Readiness for the future of mobility is a hot topic as global cities continue to expand, infrastructure reforms itself and new models of sustainable transport lend unique challenges and opportunities. The pressure is building, with the Organisation for Economic Co-operation and Development (OECD) estimating that close to 70% of the world’s population will live in urban areas by 2050. How leaders and organisations respond to this will dictate the way in which societies operate and industries thrive.
To get an impression of our world’s current state, Deloitte have created their own City Mobility Index. Using in-depth research, the study measures the current transportation landscapes and infrastructure of cities around the world, as well as their readiness for the evolution ahead. You can read the full index here.
The New Zealand-specific results were formally presented by Deloitte Australia Partner and transport specialist, Liesbet Spanjaard, last month in Wellington, where she discussed what needs to be done and the way in which leaders must prepare for disruptive change.
So where to start in improving Auckland, and in turn New Zealand’s mobility? Liesbet has some suggestions, saying ‘the first thing is to continue on the investment in the infrastructure to tackle pressure on the networks. One of the key measures around performance and resilience in the Index looked at is congestion, for example, and that often becomes an ongoing issue, so investing effectively in infrastructure is critical.’
Congestion isn’t anything new to those living in New Zealand’s cities, but making practical steps towards tackling issues such as this can be tricky and should be considered carefully. Liesbet says that ‘it can be valuable to prioritise discussions around transport pricing and the levers you have at your disposal to manage demand, such as congestion charges. This can help people make an informed decision about how they want to move and what they most want to utilise. Whether you want to go down that path is another question.’
'One of the key measures around performance and resilience in the Index is congestion, for example, and that often becomes an ongoing issue, so investing effectively in infrastructure is critical.'
In her presentation, Liesbet also talked about the concept of a ‘bus stigma’ that stops people from using public transport and using cars instead. Auckland certainly sees some of this, with 83% of people in the City Mobility Index’s Auckland study using cars to make journeys. In contrast, just 8% use public transport. Compare that to Stockholm’s results, where 47% surveyed relied on buses and trains to travel.

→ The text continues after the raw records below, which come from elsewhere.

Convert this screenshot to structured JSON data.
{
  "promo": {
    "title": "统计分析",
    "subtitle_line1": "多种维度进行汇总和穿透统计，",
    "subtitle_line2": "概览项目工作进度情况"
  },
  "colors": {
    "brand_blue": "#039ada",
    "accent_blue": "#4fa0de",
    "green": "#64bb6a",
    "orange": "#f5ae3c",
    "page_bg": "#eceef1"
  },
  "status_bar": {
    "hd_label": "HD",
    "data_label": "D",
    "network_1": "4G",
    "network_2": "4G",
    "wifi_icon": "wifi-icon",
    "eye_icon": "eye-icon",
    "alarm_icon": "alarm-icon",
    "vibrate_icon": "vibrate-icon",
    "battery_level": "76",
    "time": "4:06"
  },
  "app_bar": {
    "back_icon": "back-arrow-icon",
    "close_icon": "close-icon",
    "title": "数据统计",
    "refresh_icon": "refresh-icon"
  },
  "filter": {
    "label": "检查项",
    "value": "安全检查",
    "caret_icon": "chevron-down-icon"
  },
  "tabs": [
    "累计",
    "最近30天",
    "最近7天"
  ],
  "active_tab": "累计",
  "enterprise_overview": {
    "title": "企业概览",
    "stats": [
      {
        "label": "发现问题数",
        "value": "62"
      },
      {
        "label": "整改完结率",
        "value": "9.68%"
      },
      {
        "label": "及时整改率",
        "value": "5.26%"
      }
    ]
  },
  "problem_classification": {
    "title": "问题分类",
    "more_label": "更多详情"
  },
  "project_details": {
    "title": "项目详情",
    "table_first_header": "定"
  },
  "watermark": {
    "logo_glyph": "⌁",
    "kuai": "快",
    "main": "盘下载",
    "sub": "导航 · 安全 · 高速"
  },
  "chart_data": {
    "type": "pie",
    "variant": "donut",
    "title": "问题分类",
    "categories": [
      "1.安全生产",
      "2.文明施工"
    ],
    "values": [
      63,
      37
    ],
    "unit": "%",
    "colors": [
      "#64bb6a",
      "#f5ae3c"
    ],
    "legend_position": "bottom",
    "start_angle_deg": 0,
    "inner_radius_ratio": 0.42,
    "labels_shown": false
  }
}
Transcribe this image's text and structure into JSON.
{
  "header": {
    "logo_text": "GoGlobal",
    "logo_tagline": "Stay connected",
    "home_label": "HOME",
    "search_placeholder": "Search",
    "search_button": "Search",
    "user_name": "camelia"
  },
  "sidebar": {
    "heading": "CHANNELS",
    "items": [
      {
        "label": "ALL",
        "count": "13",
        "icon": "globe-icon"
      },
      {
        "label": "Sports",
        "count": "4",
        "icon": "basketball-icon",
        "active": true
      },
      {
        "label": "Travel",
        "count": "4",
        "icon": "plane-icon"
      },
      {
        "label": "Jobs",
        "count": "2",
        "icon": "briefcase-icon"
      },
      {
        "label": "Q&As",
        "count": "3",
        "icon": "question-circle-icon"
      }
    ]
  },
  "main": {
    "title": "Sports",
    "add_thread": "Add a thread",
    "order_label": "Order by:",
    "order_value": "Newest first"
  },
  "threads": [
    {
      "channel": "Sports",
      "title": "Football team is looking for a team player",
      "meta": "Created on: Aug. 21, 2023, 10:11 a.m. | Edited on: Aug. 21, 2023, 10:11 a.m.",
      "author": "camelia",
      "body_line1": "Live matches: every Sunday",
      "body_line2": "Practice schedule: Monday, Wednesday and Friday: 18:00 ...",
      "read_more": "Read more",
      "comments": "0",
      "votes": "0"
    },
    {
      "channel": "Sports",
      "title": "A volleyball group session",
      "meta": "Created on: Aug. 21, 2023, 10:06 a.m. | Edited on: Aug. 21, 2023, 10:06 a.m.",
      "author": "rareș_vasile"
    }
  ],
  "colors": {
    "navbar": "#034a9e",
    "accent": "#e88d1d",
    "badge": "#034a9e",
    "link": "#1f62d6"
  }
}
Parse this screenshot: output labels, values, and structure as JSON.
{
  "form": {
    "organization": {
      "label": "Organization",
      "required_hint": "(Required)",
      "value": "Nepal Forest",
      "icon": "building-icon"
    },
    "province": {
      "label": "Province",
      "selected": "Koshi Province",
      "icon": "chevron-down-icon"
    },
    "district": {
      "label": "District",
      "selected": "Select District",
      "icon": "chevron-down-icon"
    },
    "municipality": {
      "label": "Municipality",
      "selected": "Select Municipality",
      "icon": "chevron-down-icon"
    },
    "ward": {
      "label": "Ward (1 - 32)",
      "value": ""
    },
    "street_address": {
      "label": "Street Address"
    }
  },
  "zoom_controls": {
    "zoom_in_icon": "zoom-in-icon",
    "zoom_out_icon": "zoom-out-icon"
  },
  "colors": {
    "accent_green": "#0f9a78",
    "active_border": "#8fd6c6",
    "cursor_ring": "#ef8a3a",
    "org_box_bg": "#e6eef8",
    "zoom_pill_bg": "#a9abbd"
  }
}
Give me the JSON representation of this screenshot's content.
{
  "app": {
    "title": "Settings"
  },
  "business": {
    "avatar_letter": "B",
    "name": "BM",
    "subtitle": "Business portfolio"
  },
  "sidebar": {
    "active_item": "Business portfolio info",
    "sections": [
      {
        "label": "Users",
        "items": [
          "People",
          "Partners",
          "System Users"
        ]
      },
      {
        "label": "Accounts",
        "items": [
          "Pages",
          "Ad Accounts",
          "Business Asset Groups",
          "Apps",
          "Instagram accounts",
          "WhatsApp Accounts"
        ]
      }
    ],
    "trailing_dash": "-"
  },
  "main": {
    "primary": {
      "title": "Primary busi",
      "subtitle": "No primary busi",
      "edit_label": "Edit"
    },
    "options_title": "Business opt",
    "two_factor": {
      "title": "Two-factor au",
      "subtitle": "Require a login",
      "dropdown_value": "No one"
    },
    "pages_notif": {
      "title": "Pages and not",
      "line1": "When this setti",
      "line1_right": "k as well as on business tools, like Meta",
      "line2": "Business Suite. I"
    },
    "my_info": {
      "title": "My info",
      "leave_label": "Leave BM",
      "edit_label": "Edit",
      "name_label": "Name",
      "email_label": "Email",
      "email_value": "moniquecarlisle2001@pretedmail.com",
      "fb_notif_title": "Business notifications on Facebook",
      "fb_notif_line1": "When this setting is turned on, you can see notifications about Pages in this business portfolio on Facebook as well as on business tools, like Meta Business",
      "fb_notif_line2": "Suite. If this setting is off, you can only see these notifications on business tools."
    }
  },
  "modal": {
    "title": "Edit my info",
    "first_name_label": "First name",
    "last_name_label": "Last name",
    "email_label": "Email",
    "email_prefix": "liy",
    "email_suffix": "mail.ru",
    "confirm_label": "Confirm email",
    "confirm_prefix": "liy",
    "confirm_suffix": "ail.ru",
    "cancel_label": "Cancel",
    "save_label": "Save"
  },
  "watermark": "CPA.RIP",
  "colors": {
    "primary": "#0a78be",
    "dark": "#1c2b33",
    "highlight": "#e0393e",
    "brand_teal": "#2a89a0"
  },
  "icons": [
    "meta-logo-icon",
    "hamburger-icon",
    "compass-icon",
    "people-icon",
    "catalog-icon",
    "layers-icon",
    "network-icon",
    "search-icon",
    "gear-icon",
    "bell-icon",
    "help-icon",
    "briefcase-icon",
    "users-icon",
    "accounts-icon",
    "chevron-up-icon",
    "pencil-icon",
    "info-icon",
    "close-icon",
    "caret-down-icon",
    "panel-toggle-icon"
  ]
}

To deal with this, Liesbet emphasised the importance of improving the system to break down that larger cultural stigma, stating, ‘if you need to be at a meeting, catch a plane or get home to pick up your children, the public transport needs to be reliable. That’s the most important thing that governments can do, by setting the right KPIs around designing a service that will meet the needs of the users. Then, once you move away from those concerns, I think the bus stigma starts to go down.’
Of course, transport only works so well as the infrastructure which it operates in, and when it comes to transforming city infrastructure, there’s plenty of pressure on those at the top. Not only that, but as Liesbet points out, the level of constant innovation and disruptive newcomers in the world of transport lends new challenges. She says that ‘what's really important is that leadership is prepared for the rapid pace of change with infrastructure plans and strategies.’ Instead of longer-term plans, leaders must adopt an agile approach to constantly adapt their future plans, all whilst working with clear goals in mind.
'What's really important is that leadership is prepared for the rapid pace of change with infrastructure plans and strategies.'
The City Mobility index brings together key metrics, but it also provides insight into the diversity of the cities surveyed. As Liesbet points out, all cities have evolved differently. Some cities may be better suited to ‘active transport’ in the form of bicycles, whilst other rely far more heavily on motorised vehicles, making shared eco-friendly goals near impossible to achieve. Instead, each city and country must set their own path, their own goals, harness their unique strengths in geography and culture, and build on their weak spots.
On her visit, Liesbet spoke about New Zealand’s unique strengths, saying, ‘New Zealand really stands out with its regulatory framework and the fact that it's not as prescriptive as other environments. That has helped drive opportunity for innovation here and has attracted a lot of interested parties in terms of their ability to test some of the new technologies.’
'New Zealand really stands out with its regulatory framework and the fact that it's not as prescriptive as other environments.'
The country’s size is beneficial too, with Liesbet praising the close links and communications between councils. As she points out, ‘with there being only one and a half degrees of separation between people in New Zealand, versus six degrees of separation in other countries, the ability to reach people and be able to talk to them quickly really supports the ability to take plans forward.’
Be open to change – be agile
As well as those in power, New Zealand’s industries will have to be open to change. Whether it’s scooters operated by apps or electric vehicles, how companies respond to a disruptive, changing landscape will define their future success. In the end, as with government and councils, the key is to be agile in their thinking. Liesbet says that ‘companies are starting to think about how they can stay relevant, and it might require thinking differently – and understanding that their customers might become different too.’